Make sure your tires are properly inflated. Check placarded vehicles with dual tires at the start of each trip and when ever you park. You must examine each tire at the beginning of each trip and each time the vehicle is parked. The only acceptable way to check tire pressure is to use a tire pressure gauge.
Do not drive with a tire that is leaking or flat except to the nearest safe place to repair it. Remove any overheated tire. Place it a safe distance from your vehicle. Do not drive until you correct the cause of the overheating. Remember to follow the rules about parking and attending placarded vehicles. They apply even when checking, repairing or replacing tires.
On placarded vehicles, you may not use a tire thumper to determine safe air pressure. A gauge must be used.
- Between 20 and 45 psi
- Between 50 and 75 psi
- Between 10 and 20 psi
- Between 100 and 120 psi
Quote From Page 68 Of The CDL Manual:
The spring brakes will come on when the air pressure drops into the 20 to 45 psi range
- Grade 43 High test
- Grade 100 Alloy
- Grade 70 Transport
- Grade 40 High test
Quote From Page 2 Of The CDL Manual:
- A tire blows out
- Steering malfunction
- Brake failure
- Steep drop-off next to the roadway
Quote From Page 42 Of The CDL Manual:
Vehicle emergencies occur when tires, brakes or other critical parts fail.
Understand the difference between the following:
- Traffic Hazard: Any road condition or other road user (driver, bicyclist, pedestrian) that is a possible danger.
- Traffic Emergency: When two vehicles are about to collide.
- Vehicle Emergency: When tires, brakes or other critical parts fail.

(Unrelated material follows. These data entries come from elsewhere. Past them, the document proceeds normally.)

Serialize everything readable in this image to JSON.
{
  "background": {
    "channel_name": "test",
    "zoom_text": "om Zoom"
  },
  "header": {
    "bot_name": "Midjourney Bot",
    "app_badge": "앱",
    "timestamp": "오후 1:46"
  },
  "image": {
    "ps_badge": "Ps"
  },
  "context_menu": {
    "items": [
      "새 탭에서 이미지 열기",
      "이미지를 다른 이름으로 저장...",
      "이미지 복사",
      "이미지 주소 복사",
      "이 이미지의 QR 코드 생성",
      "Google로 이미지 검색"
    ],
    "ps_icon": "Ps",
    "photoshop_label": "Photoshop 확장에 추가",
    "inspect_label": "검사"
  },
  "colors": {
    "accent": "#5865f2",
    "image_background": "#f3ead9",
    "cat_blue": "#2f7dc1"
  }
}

- Hub oil seals
- Pipe seals
- Drive seals
- Rim oil seals
Quote From Page 119 Of The CDL Manual:
Hub oil seals/axle seals:
Check that hub oil/grease seals and axle seals are not leaking and, if wheel has a sight glass, oil level is adequate.
When checking an axle seal, tell the examiner:
"I'm checking the axle seal to make certain it is securely mounted, not damaged, and not leaking."
If a sight glass is present, say "I'm checking the sight glass to make sure the fluid is at the proper level."
Note: Not all axle seals have a sight glass.
- Look towards the left side of the road such as the left shoulder or curb
- Look towards the right side of the road such as the right shoulder or curb
- Flash your high-beams to let the other driver know their lights are too bright
- Stare directly at the oncoming vehicle so you don't lose sight of its location
Quote From Page 34 Of The CDL Manual:
Drivers can be blinded for a short time by bright light. It takes time to recover from this blindness. Older drivers are especially bothered by glare. Most people have been temporarily blinded by camera flash units or by the high beams of an oncoming vehicle. It can take several seconds to recover from glare. Even 2 seconds of glare blindness can be dangerous. A vehicle going 55 mph will travel more than half the distance of a football field during that time. Do not look directly at bright lights when driving. Look at the right side of the road. Watch the sidelines when someone coming toward you has very bright lights.